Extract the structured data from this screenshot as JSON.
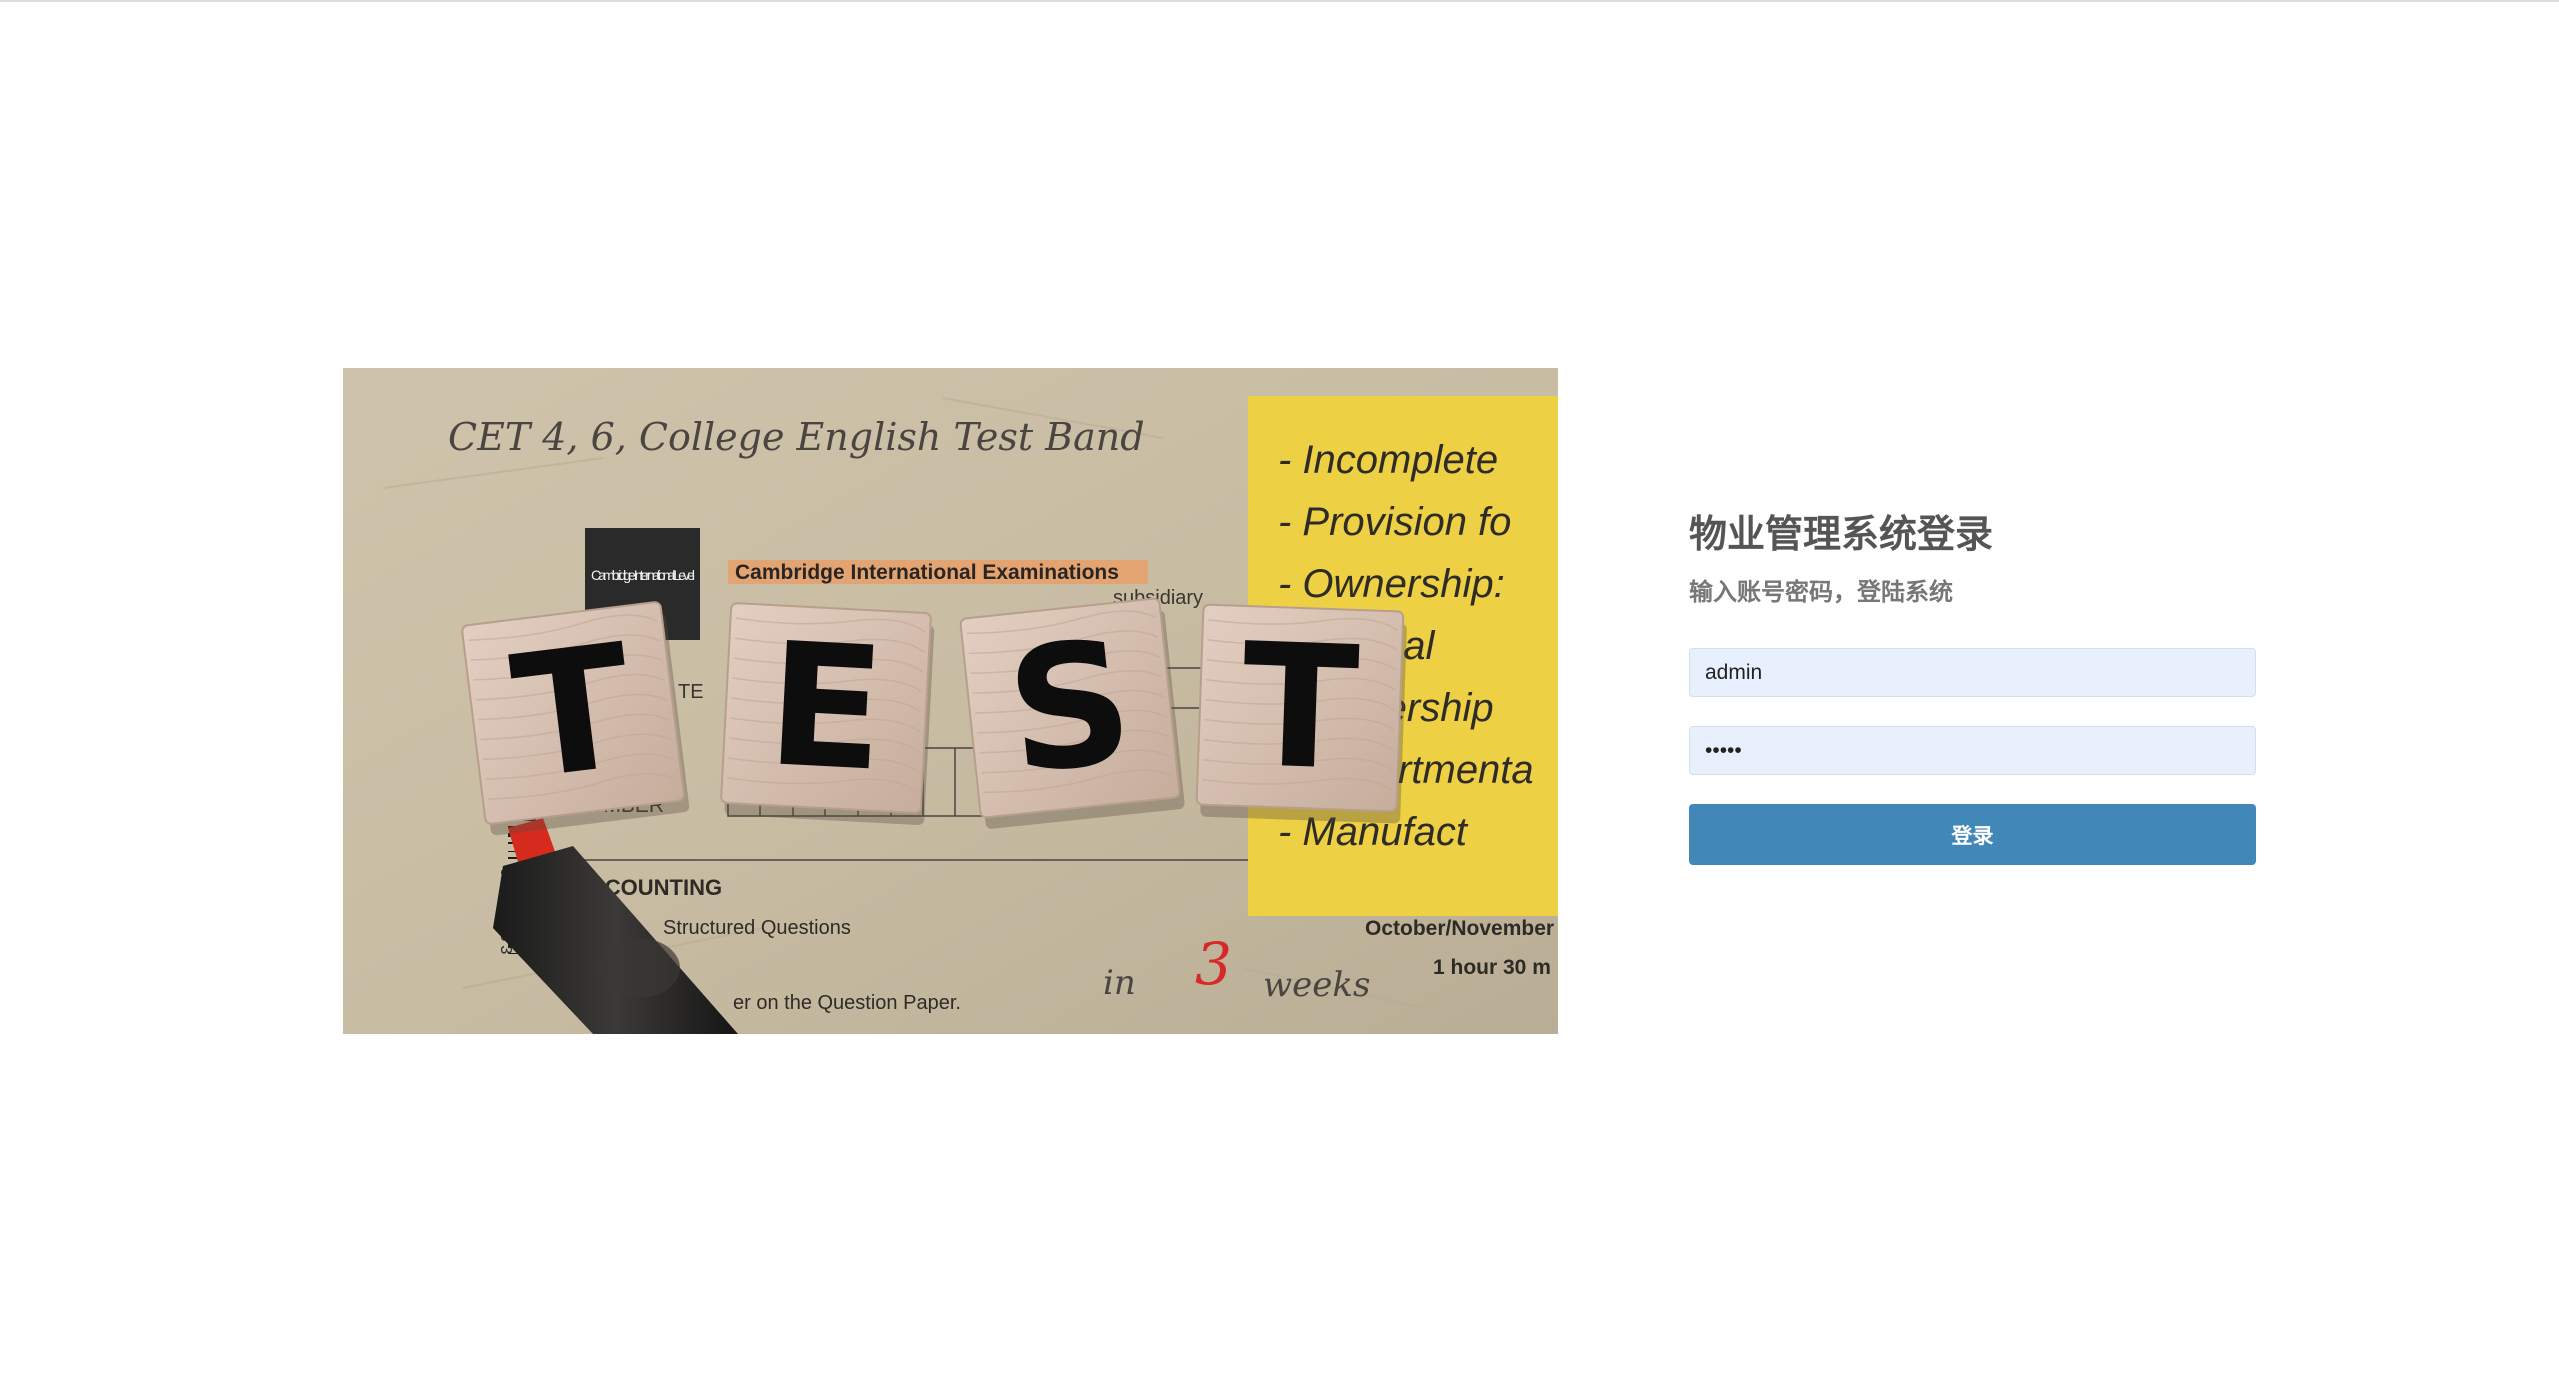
{
  "login": {
    "title": "物业管理系统登录",
    "subtitle": "输入账号密码，登陆系统",
    "username_value": "admin",
    "password_value": "admin",
    "submit_label": "登录"
  },
  "hero": {
    "tile_letters": [
      "T",
      "E",
      "S",
      "T"
    ],
    "handwritten_header": "CET 4, 6, College English Test Band",
    "sticky_note_lines": [
      "- Incomplete",
      "- Provision fo",
      "- Ownership:",
      "- Accrual",
      "- Ownership",
      "- Departmenta",
      "- Manufact"
    ],
    "exam_board": "Cambridge International Examinations",
    "exam_board_partial": "Cambridge International Level",
    "subsidiary": "subsidiary",
    "te_fragment": "TE",
    "number_label": "NUMBER",
    "subject": "ACCOUNTING",
    "paper": "Structured Questions",
    "instruction": "er on the Question Paper.",
    "session": "October/November",
    "duration": "1 hour 30 m",
    "scribble_in": "in",
    "scribble_num": "3",
    "scribble_weeks": "weeks",
    "barcode_digits": "6275563"
  },
  "colors": {
    "button": "#4187b7",
    "input_bg": "#e8f0fe",
    "title": "#555555",
    "subtitle": "#777777"
  }
}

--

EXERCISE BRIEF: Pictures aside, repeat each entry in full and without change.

TASK RESPONSE:
Extract the structured data from this screenshot as JSON.
{
  "login": {
    "title": "物业管理系统登录",
    "subtitle": "输入账号密码，登陆系统",
    "username_value": "admin",
    "password_value": "admin",
    "submit_label": "登录"
  },
  "hero": {
    "tile_letters": [
      "T",
      "E",
      "S",
      "T"
    ],
    "handwritten_header": "CET 4, 6, College English Test Band",
    "sticky_note_lines": [
      "- Incomplete",
      "- Provision fo",
      "- Ownership:",
      "- Accrual",
      "- Ownership",
      "- Departmenta",
      "- Manufact"
    ],
    "exam_board": "Cambridge International Examinations",
    "exam_board_partial": "Cambridge International Level",
    "subsidiary": "subsidiary",
    "te_fragment": "TE",
    "number_label": "NUMBER",
    "subject": "ACCOUNTING",
    "paper": "Structured Questions",
    "instruction": "er on the Question Paper.",
    "session": "October/November",
    "duration": "1 hour 30 m",
    "scribble_in": "in",
    "scribble_num": "3",
    "scribble_weeks": "weeks",
    "barcode_digits": "6275563"
  },
  "colors": {
    "button": "#4187b7",
    "input_bg": "#e8f0fe",
    "title": "#555555",
    "subtitle": "#777777"
  }
}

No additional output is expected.